MADAWASKA, Maine — To soften the blow of news that Montreal, Maine and Atlantic Railway desires to sell or abandon its tracks between Millinocket and Madawaska, legislators in Aroostook and Penobscot counties are working to introduce legislation that would allow the state to purchase the tracks.
Rep. Charles “Ken” Theriault, D-Madawaska, submitted legislation for the 124th Maine Legislature’s second regular session that would authorize a $20 million bond allowing the state to purchase and upgrade 241 miles of railroad track that serves northern Maine businesses.
Theriault said Monday that the bulk of the legislation is still being worked out and described the bill as the first step in what could be a lengthy process.
The bill comes on the heels of the railway’s decision regarding the 241 miles of track, which the company said is no longer profitable to maintain.
At this point, the company is asking the state to consider buying the tracks and maintaining them. Citing the economic downturn and heavy losses, MMA officials suggested that the state’s purchase of rail service would be the best possible solution.
The tracks and land are worth about $17 million, MMA officials said during a press conference last week. Upgrading the tracks would cost an estimated $6 million, and the annual maintenance expense would total about $2.5 million.
A decision on the matter is not yet final. The legal process for abandoning rail lines takes between eight and 12 months.
The 241 miles of track are about half of what the MMA, formerly the Bangor & Aroostook Railroad, owns in the state. The lines are used by freight trains transporting products such as pulpwood, heating fuels, wood chips and cooking oil over the tracks in northern Penobscot and Aroostook counties.
Trains travel the line two or three times per week, according to MMA officials.
Theriault said he has not been involved in conversations between the state and MMA, but said he wanted to keep all of the state’s options open.

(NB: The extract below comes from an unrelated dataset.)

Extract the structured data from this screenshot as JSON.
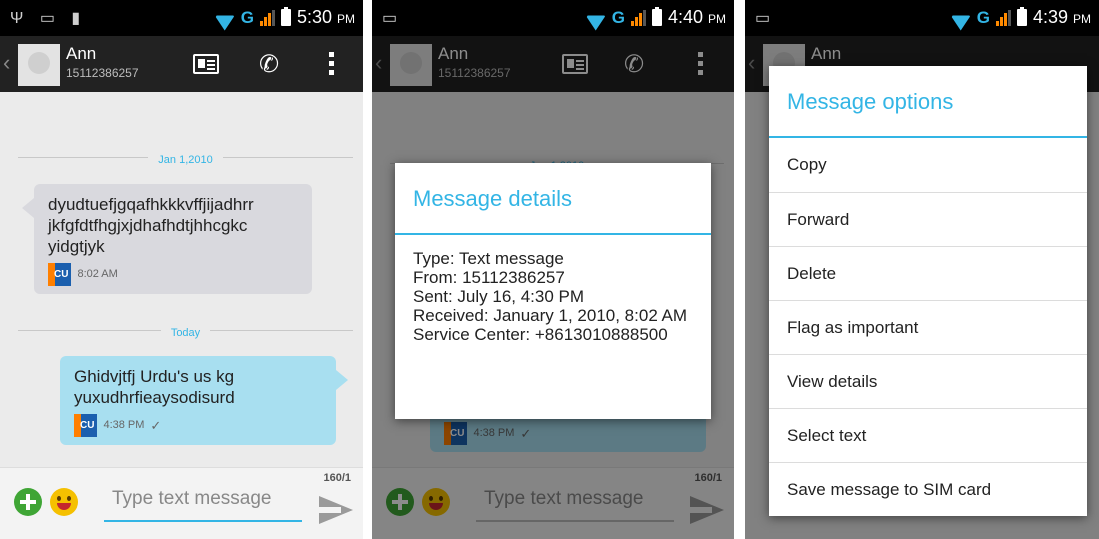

“This is still a fresh bill, and I am still working things out in my mind,” Theriault acknowledged. “I just wanted to submit the bill so that we could explore all of our options. I wanted to make the first move. I feel that if the tracks were abandoned, it would isolate this area and hurt economic development.”
Theriault, a member of the Legislature’s Transportation Committee, added that he felt “something has to be done about the possible abandonment of these tracks and subsequent abandonment of service to so many towns.”
At this point, Theriault said, he has not heard a lot of talk among local business owners about the railway situation. He estimated it would increase as the process moves forward.
“I feel this would put our region in a real bind if we did not have rail service to deliver goods,” he said. “We need to maintain that service here. I would really like to be in touch with the governor and others involved and get everyone on board to discuss options.”
Theriault said he hopes to secure federal and grant funding to keep the tracks in use.
Theriault has gotten support for the bill from other legislators, including Rep. Patricia Sutherland, D-Chapman, and Sen. Troy Jackson, D-Aroostook County.
Rep. Herb Clark, D-Millinocket, also has spoken in support of the bill.
“The rail line is one more connection that Aroostook County has with the outside world. We simply cannot afford to lose it,” Jackson said in a written statement Monday.
“Ensuring that these rails remain a viable shipping option for manufacturers in the northern part of the state is extremely important,” added Clark.
The bill proposal will go before legislative council in September for inclusion in the second session of the 124th Legislature.